--- Goal of the exercise ---
Starting at the first line below, copy through to the last line exactly.

[Web page and app entries]
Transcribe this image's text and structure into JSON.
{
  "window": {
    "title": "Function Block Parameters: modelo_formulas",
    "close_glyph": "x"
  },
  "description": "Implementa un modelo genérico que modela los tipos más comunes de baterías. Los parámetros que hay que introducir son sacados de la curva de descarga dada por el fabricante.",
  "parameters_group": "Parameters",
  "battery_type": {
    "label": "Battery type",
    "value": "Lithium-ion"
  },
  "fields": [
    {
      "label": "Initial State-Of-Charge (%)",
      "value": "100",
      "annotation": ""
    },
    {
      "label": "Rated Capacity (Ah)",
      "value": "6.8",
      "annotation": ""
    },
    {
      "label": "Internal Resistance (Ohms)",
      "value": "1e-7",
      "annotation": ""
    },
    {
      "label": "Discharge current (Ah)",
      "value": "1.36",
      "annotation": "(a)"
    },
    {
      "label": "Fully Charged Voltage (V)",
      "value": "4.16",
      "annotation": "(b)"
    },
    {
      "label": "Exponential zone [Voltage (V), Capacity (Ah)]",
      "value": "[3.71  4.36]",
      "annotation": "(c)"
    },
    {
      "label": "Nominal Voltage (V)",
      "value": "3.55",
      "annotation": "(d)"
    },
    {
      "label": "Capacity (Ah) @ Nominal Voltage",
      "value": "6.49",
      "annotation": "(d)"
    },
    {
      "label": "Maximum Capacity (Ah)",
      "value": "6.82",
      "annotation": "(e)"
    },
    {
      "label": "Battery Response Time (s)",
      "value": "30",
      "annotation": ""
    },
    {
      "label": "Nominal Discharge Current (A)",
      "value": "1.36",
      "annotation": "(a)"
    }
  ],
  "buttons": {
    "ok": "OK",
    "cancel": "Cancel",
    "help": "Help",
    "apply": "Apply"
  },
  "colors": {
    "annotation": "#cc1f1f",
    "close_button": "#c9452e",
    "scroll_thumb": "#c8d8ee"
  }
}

--- Problem solution ---
Transcribe this image's text and structure into JSON.
{
  "window": {
    "title": "Function Block Parameters: modelo_formulas",
    "close_glyph": "x"
  },
  "description": "Implementa un modelo genérico que modela los tipos más comunes de baterías. Los parámetros que hay que introducir son sacados de la curva de descarga dada por el fabricante.",
  "parameters_group": "Parameters",
  "battery_type": {
    "label": "Battery type",
    "value": "Lithium-ion"
  },
  "fields": [
    {
      "label": "Initial State-Of-Charge (%)",
      "value": "100",
      "annotation": ""
    },
    {
      "label": "Rated Capacity (Ah)",
      "value": "6.8",
      "annotation": ""
    },
    {
      "label": "Internal Resistance (Ohms)",
      "value": "1e-7",
      "annotation": ""
    },
    {
      "label": "Discharge current (Ah)",
      "value": "1.36",
      "annotation": "(a)"
    },
    {
      "label": "Fully Charged Voltage (V)",
      "value": "4.16",
      "annotation": "(b)"
    },
    {
      "label": "Exponential zone [Voltage (V), Capacity (Ah)]",
      "value": "[3.71  4.36]",
      "annotation": "(c)"
    },
    {
      "label": "Nominal Voltage (V)",
      "value": "3.55",
      "annotation": "(d)"
    },
    {
      "label": "Capacity (Ah) @ Nominal Voltage",
      "value": "6.49",
      "annotation": "(d)"
    },
    {
      "label": "Maximum Capacity (Ah)",
      "value": "6.82",
      "annotation": "(e)"
    },
    {
      "label": "Battery Response Time (s)",
      "value": "30",
      "annotation": ""
    },
    {
      "label": "Nominal Discharge Current (A)",
      "value": "1.36",
      "annotation": "(a)"
    }
  ],
  "buttons": {
    "ok": "OK",
    "cancel": "Cancel",
    "help": "Help",
    "apply": "Apply"
  },
  "colors": {
    "annotation": "#cc1f1f",
    "close_button": "#c9452e",
    "scroll_thumb": "#c8d8ee"
  }
}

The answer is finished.